— What the task asks —
Retype, word for word, every line starting at the line with "Parse this screenshot: output" and ending with the final line of the entries; skip the pictures.

— Entries shown —

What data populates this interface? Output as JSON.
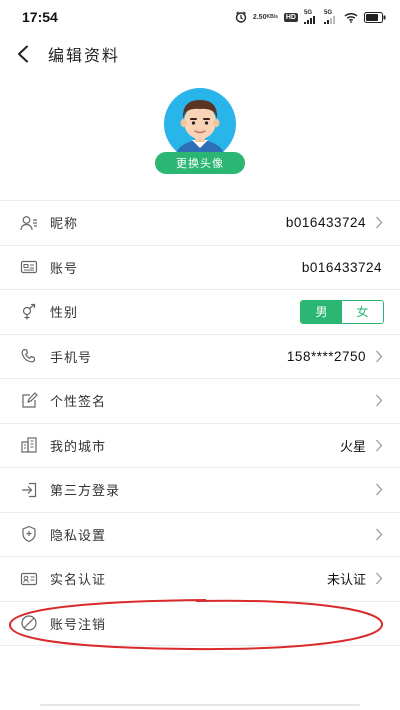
{
  "status_bar": {
    "time": "17:54",
    "net_speed_value": "2.50",
    "net_speed_unit": "KB/s",
    "hd_label": "HD",
    "sim1_label": "5G",
    "sim2_label": "5G"
  },
  "nav": {
    "title": "编辑资料"
  },
  "avatar": {
    "change_label": "更换头像"
  },
  "rows": [
    {
      "label": "昵称",
      "value": "b016433724",
      "icon": "user-id-icon",
      "chevron": true
    },
    {
      "label": "账号",
      "value": "b016433724",
      "icon": "id-card-icon",
      "chevron": false
    },
    {
      "label": "性别",
      "icon": "gender-icon",
      "gender_options": [
        "男",
        "女"
      ],
      "gender_selected": "男"
    },
    {
      "label": "手机号",
      "value": "158****2750",
      "icon": "phone-icon",
      "chevron": true
    },
    {
      "label": "个性签名",
      "value": "",
      "icon": "edit-icon",
      "chevron": true
    },
    {
      "label": "我的城市",
      "value": "火星",
      "icon": "city-icon",
      "chevron": true
    },
    {
      "label": "第三方登录",
      "value": "",
      "icon": "login-icon",
      "chevron": true
    },
    {
      "label": "隐私设置",
      "value": "",
      "icon": "shield-icon",
      "chevron": true
    },
    {
      "label": "实名认证",
      "value": "未认证",
      "icon": "realname-icon",
      "chevron": true
    },
    {
      "label": "账号注销",
      "value": "",
      "icon": "cancel-account-icon",
      "chevron": false
    }
  ],
  "colors": {
    "accent": "#2bb673",
    "highlight": "#d92b2b",
    "divider": "#ececec"
  }
}
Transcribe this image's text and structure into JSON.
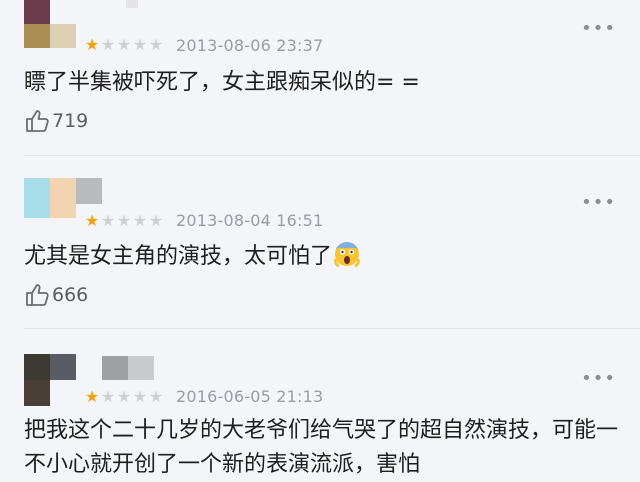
{
  "reviews": [
    {
      "stars": 1,
      "stars_total": 5,
      "date": "2013-08-06 23:37",
      "text": "瞟了半集被吓死了，女主跟痴呆似的= =",
      "likes": "719",
      "more_icon": "more-icon"
    },
    {
      "stars": 1,
      "stars_total": 5,
      "date": "2013-08-04 16:51",
      "text": "尤其是女主角的演技，太可怕了",
      "likes": "666",
      "emoji": "screaming-face-icon",
      "more_icon": "more-icon"
    },
    {
      "stars": 1,
      "stars_total": 5,
      "date": "2016-06-05 21:13",
      "text": "把我这个二十几岁的大老爷们给气哭了的超自然演技，可能一不小心就开创了一个新的表演流派，害怕",
      "more_icon": "more-icon"
    }
  ],
  "colors": {
    "background": "#f4f5f9",
    "star_on": "#f2a21a",
    "star_off": "#cfd1d6",
    "meta_text": "#9a9ca3"
  }
}
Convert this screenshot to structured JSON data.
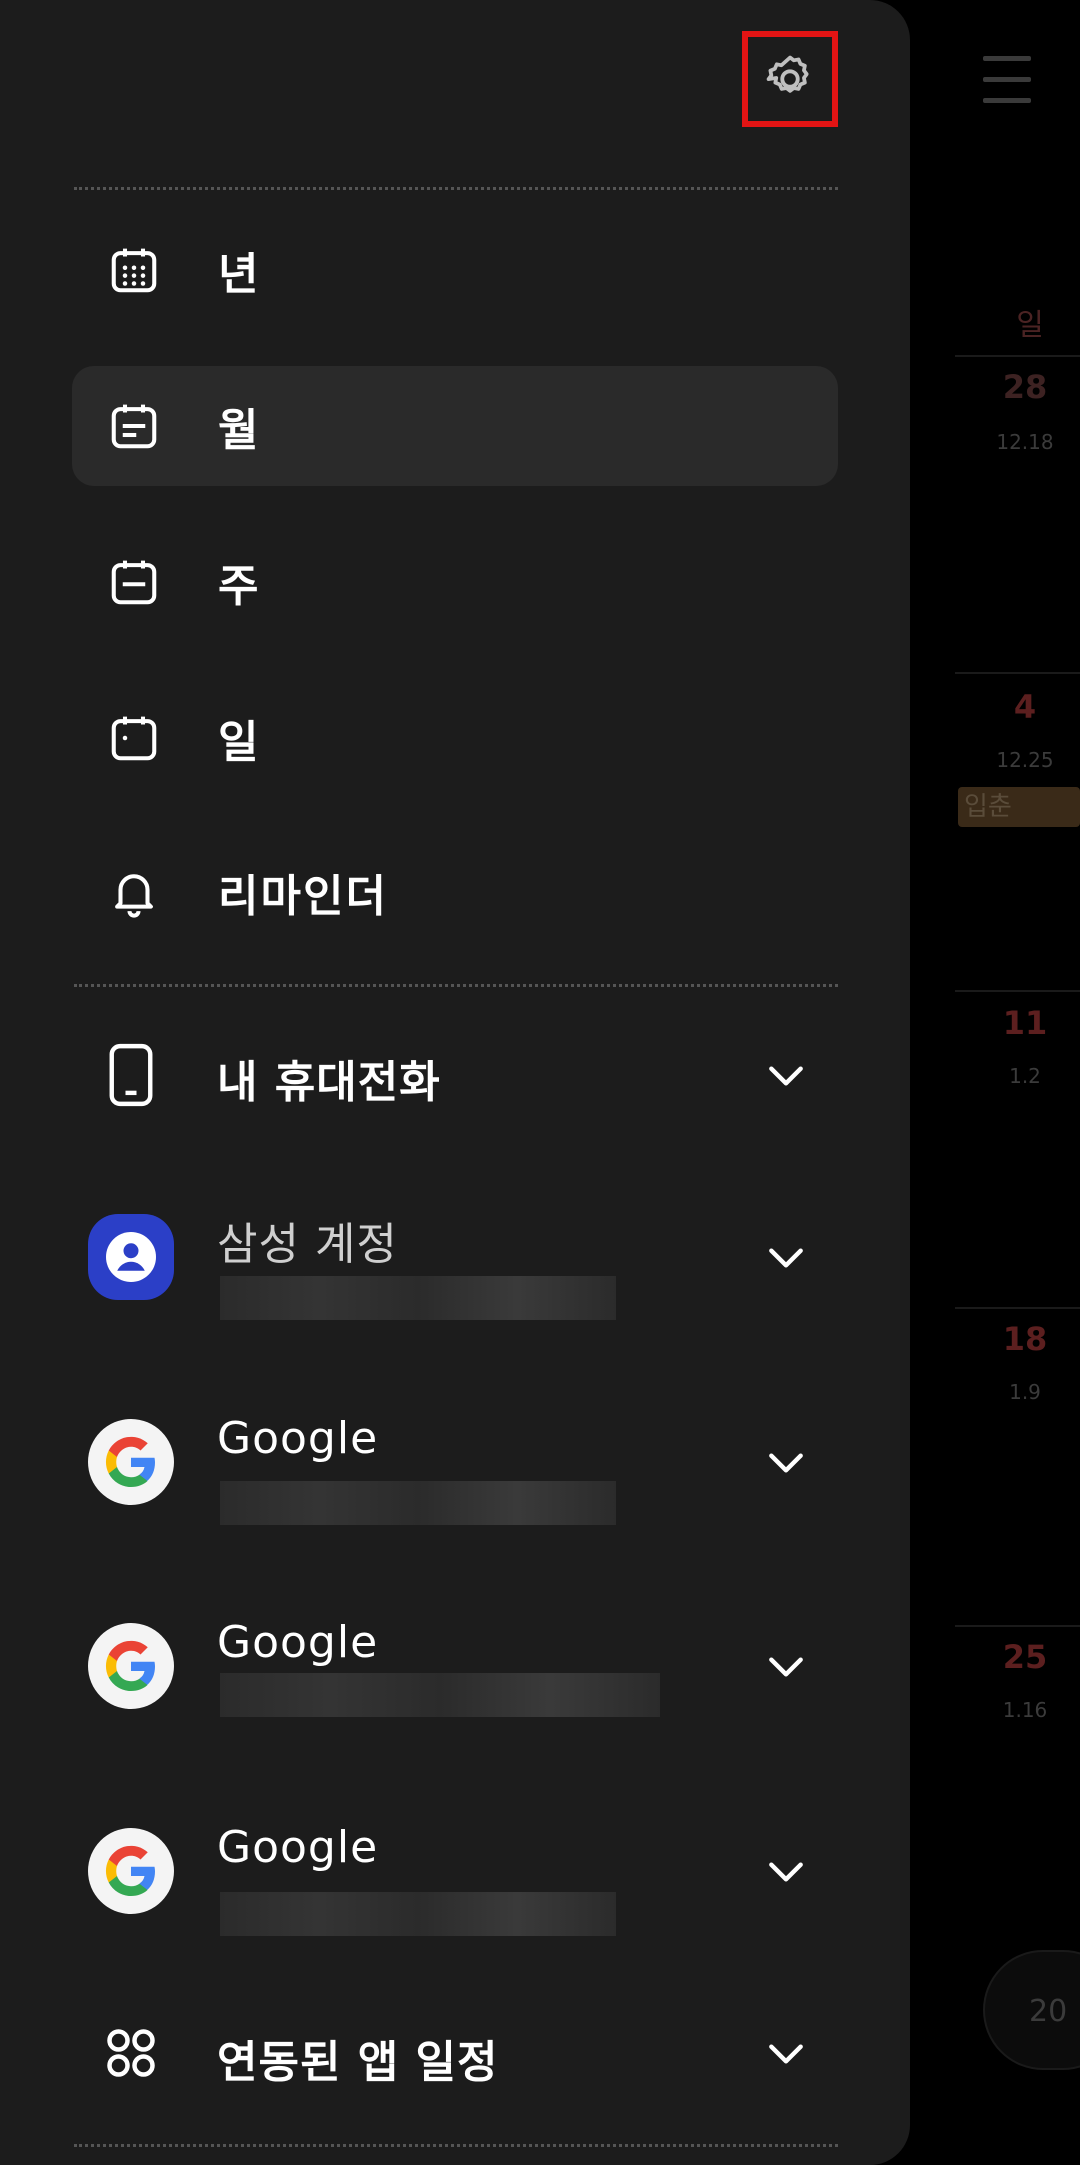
{
  "background_calendar": {
    "day_header": "일",
    "dates": [
      "28",
      "4",
      "11",
      "18",
      "25"
    ],
    "lunar": [
      "12.18",
      "12.25",
      "1.2",
      "1.9",
      "1.16"
    ],
    "event": "입춘",
    "year_pill": "20"
  },
  "drawer": {
    "settings_icon": "gear-icon",
    "views": [
      {
        "label": "년",
        "icon": "calendar-grid-icon",
        "selected": false
      },
      {
        "label": "월",
        "icon": "calendar-month-icon",
        "selected": true
      },
      {
        "label": "주",
        "icon": "calendar-week-icon",
        "selected": false
      },
      {
        "label": "일",
        "icon": "calendar-day-icon",
        "selected": false
      },
      {
        "label": "리마인더",
        "icon": "bell-icon",
        "selected": false
      }
    ],
    "accounts": [
      {
        "title": "내 휴대전화",
        "icon": "phone-icon"
      },
      {
        "title": "삼성 계정",
        "icon": "samsung-account-icon"
      },
      {
        "title": "Google",
        "icon": "google-icon"
      },
      {
        "title": "Google",
        "icon": "google-icon"
      },
      {
        "title": "Google",
        "icon": "google-icon"
      },
      {
        "title": "연동된 앱 일정",
        "icon": "apps-grid-icon"
      }
    ]
  },
  "colors": {
    "drawer_bg": "#1c1c1c",
    "selected_bg": "#2a2a2a",
    "highlight_border": "#e21414",
    "samsung_blue": "#2b3fc7"
  }
}
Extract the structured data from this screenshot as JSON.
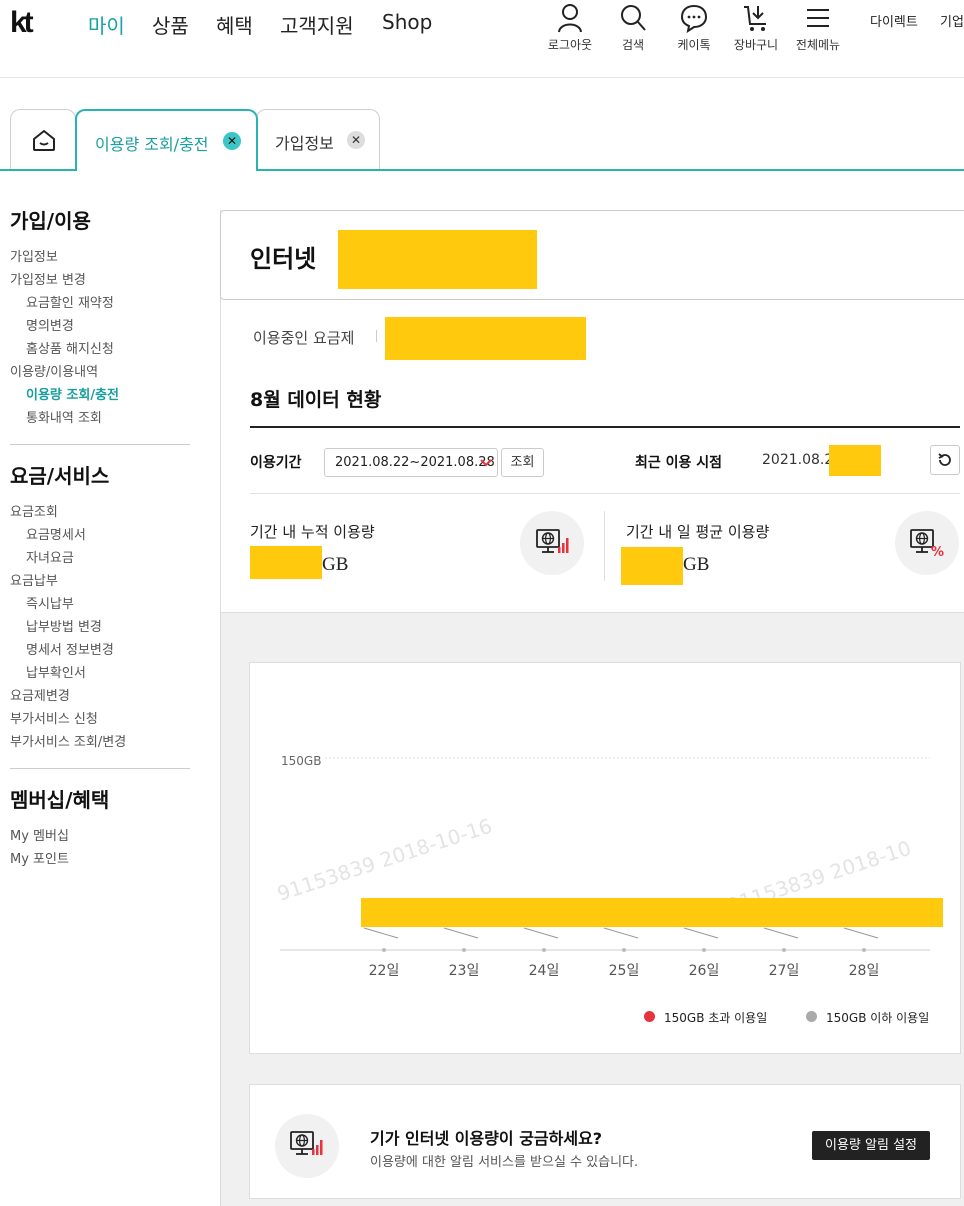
{
  "header": {
    "logo": "kt",
    "nav": [
      "마이",
      "상품",
      "혜택",
      "고객지원",
      "Shop"
    ],
    "utils": [
      {
        "icon": "person-icon",
        "label": "로그아웃"
      },
      {
        "icon": "search-icon",
        "label": "검색"
      },
      {
        "icon": "chat-icon",
        "label": "케이톡"
      },
      {
        "icon": "cart-icon",
        "label": "장바구니"
      },
      {
        "icon": "menu-icon",
        "label": "전체메뉴"
      }
    ],
    "links": [
      "다이렉트",
      "기업"
    ]
  },
  "tabs": {
    "home_icon": "home-icon",
    "items": [
      {
        "label": "이용량 조회/충전",
        "active": true
      },
      {
        "label": "가입정보",
        "active": false
      }
    ],
    "close": "✕"
  },
  "sidebar": {
    "sections": [
      {
        "title": "가입/이용",
        "items": [
          {
            "label": "가입정보",
            "sub": false
          },
          {
            "label": "가입정보 변경",
            "sub": false
          },
          {
            "label": "요금할인 재약정",
            "sub": true
          },
          {
            "label": "명의변경",
            "sub": true
          },
          {
            "label": "홈상품 해지신청",
            "sub": true
          },
          {
            "label": "이용량/이용내역",
            "sub": false
          },
          {
            "label": "이용량 조회/충전",
            "sub": true,
            "active": true
          },
          {
            "label": "통화내역 조회",
            "sub": true
          }
        ]
      },
      {
        "title": "요금/서비스",
        "items": [
          {
            "label": "요금조회",
            "sub": false
          },
          {
            "label": "요금명세서",
            "sub": true
          },
          {
            "label": "자녀요금",
            "sub": true
          },
          {
            "label": "요금납부",
            "sub": false
          },
          {
            "label": "즉시납부",
            "sub": true
          },
          {
            "label": "납부방법 변경",
            "sub": true
          },
          {
            "label": "명세서 정보변경",
            "sub": true
          },
          {
            "label": "납부확인서",
            "sub": true
          },
          {
            "label": "요금제변경",
            "sub": false
          },
          {
            "label": "부가서비스 신청",
            "sub": false
          },
          {
            "label": "부가서비스 조회/변경",
            "sub": false
          }
        ]
      },
      {
        "title": "멤버십/혜택",
        "items": [
          {
            "label": "My 멤버십",
            "sub": false
          },
          {
            "label": "My 포인트",
            "sub": false
          }
        ]
      }
    ]
  },
  "main": {
    "product_title": "인터넷",
    "plan_label": "이용중인 요금제",
    "section_title": "8월 데이터 현황",
    "period_label": "이용기간",
    "period_value": "2021.08.22~2021.08.28",
    "query_button": "조회",
    "recent_label": "최근 이용 시점",
    "recent_value": "2021.08.28",
    "cum_label": "기간 내 누적 이용량",
    "avg_label": "기간 내 일 평균 이용량",
    "unit": "GB"
  },
  "chart_data": {
    "type": "line",
    "categories": [
      "22일",
      "23일",
      "24일",
      "25일",
      "26일",
      "27일",
      "28일"
    ],
    "threshold_label": "150GB",
    "legend": [
      {
        "label": "150GB 초과 이용일",
        "color": "#e8323c"
      },
      {
        "label": "150GB 이하 이용일",
        "color": "#aaaaaa"
      }
    ],
    "watermark": [
      "91153839 2018-10-16",
      "91153839 2018-10"
    ]
  },
  "notice": {
    "title": "기가 인터넷 이용량이 궁금하세요?",
    "desc": "이용량에 대한 알림 서비스를 받으실 수 있습니다.",
    "button": "이용량 알림 설정"
  },
  "colors": {
    "accent": "#15a3a3",
    "mask": "#ffc90d",
    "danger": "#e8323c"
  }
}
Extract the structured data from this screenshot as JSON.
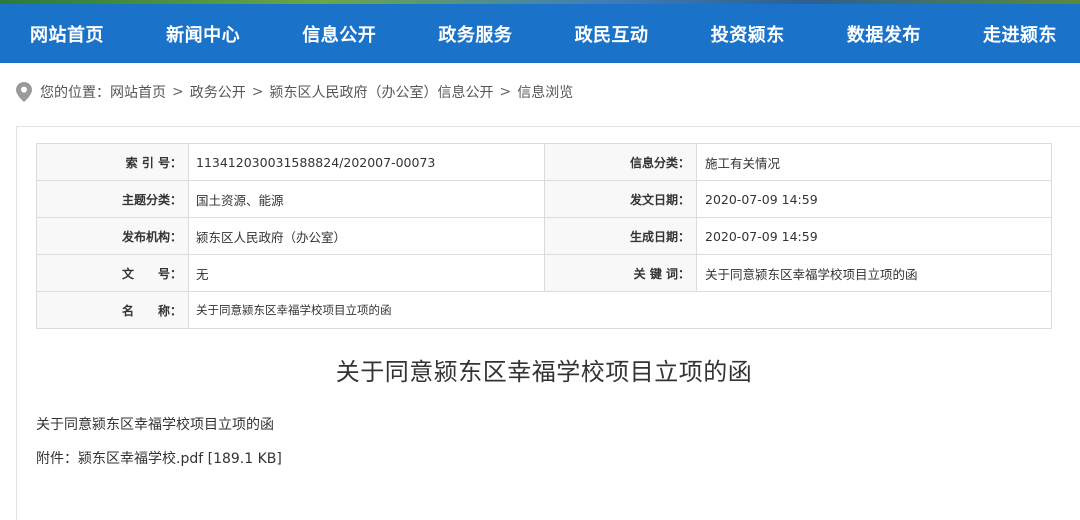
{
  "nav": {
    "items": [
      "网站首页",
      "新闻中心",
      "信息公开",
      "政务服务",
      "政民互动",
      "投资颍东",
      "数据发布",
      "走进颍东"
    ],
    "background": "#1a73c9"
  },
  "breadcrumb": {
    "prefix": "您的位置：",
    "items": [
      "网站首页",
      "政务公开",
      "颍东区人民政府（办公室）信息公开",
      "信息浏览"
    ],
    "separator": ">"
  },
  "meta": {
    "index_label": "索 引 号：",
    "index_value": "11341203003158882​4/202007-00073",
    "category_label": "信息分类：",
    "category_value": "施工有关情况",
    "topic_label": "主题分类：",
    "topic_value": "国土资源、能源",
    "issue_date_label": "发文日期：",
    "issue_date_value": "2020-07-09 14:59",
    "org_label": "发布机构：",
    "org_value": "颍东区人民政府（办公室）",
    "gen_date_label": "生成日期：",
    "gen_date_value": "2020-07-09 14:59",
    "docno_label": "文　　号：",
    "docno_value": "无",
    "keyword_label": "关 键 词：",
    "keyword_value": "关于同意颍东区幸福学校项目立项的函",
    "name_label": "名　　称：",
    "name_value": "关于同意颍东区幸福学校项目立项的函"
  },
  "article": {
    "title": "关于同意颍东区幸福学校项目立项的函",
    "paragraph": "关于同意颍东区幸福学校项目立项的函",
    "attachment_prefix": "附件：",
    "attachment_name": "颍东区幸福学校.pdf",
    "attachment_size": "[189.1 KB]"
  }
}
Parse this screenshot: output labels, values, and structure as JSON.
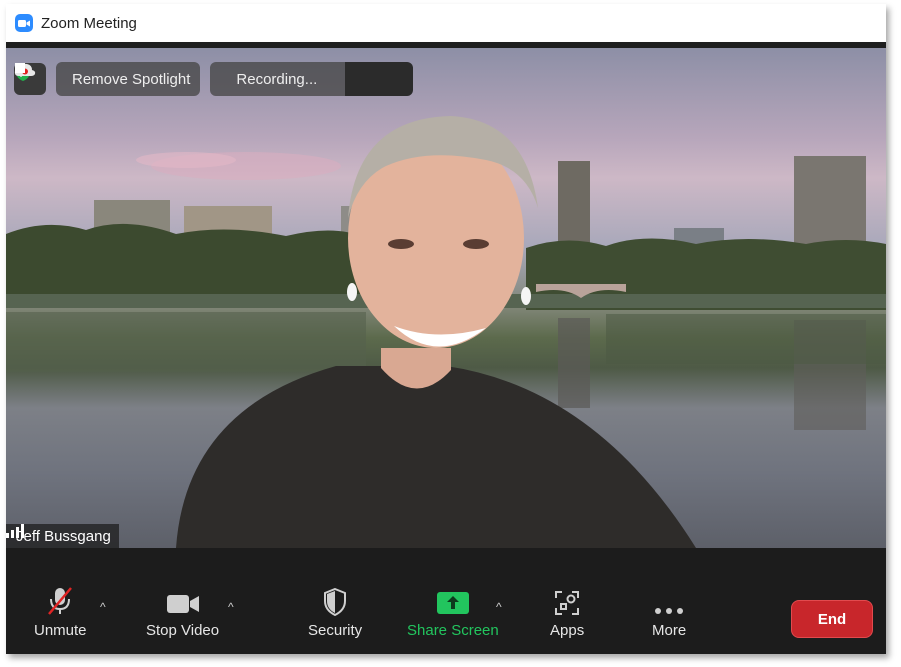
{
  "window": {
    "title": "Zoom Meeting",
    "app_icon": "zoom-camera-icon"
  },
  "overlay": {
    "security_badge_icon": "shield-check-icon",
    "spotlight_label": "Remove Spotlight",
    "recording_label": "Recording...",
    "pause_icon": "pause-icon",
    "stop_icon": "stop-icon"
  },
  "participant": {
    "name": "Jeff Bussgang",
    "signal_icon": "signal-bars-icon"
  },
  "toolbar": {
    "unmute_label": "Unmute",
    "stop_video_label": "Stop Video",
    "security_label": "Security",
    "share_screen_label": "Share Screen",
    "apps_label": "Apps",
    "more_label": "More",
    "end_label": "End"
  },
  "colors": {
    "accent_green": "#22c55e",
    "end_red": "#c8262b",
    "zoom_blue": "#2d8cff"
  }
}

— Answer to the problem —
Parse this screenshot: output labels, values, and structure as JSON.
{
  "window": {
    "title": "Zoom Meeting",
    "app_icon": "zoom-camera-icon"
  },
  "overlay": {
    "security_badge_icon": "shield-check-icon",
    "spotlight_label": "Remove Spotlight",
    "recording_label": "Recording...",
    "pause_icon": "pause-icon",
    "stop_icon": "stop-icon"
  },
  "participant": {
    "name": "Jeff Bussgang",
    "signal_icon": "signal-bars-icon"
  },
  "toolbar": {
    "unmute_label": "Unmute",
    "stop_video_label": "Stop Video",
    "security_label": "Security",
    "share_screen_label": "Share Screen",
    "apps_label": "Apps",
    "more_label": "More",
    "end_label": "End"
  },
  "colors": {
    "accent_green": "#22c55e",
    "end_red": "#c8262b",
    "zoom_blue": "#2d8cff"
  }
}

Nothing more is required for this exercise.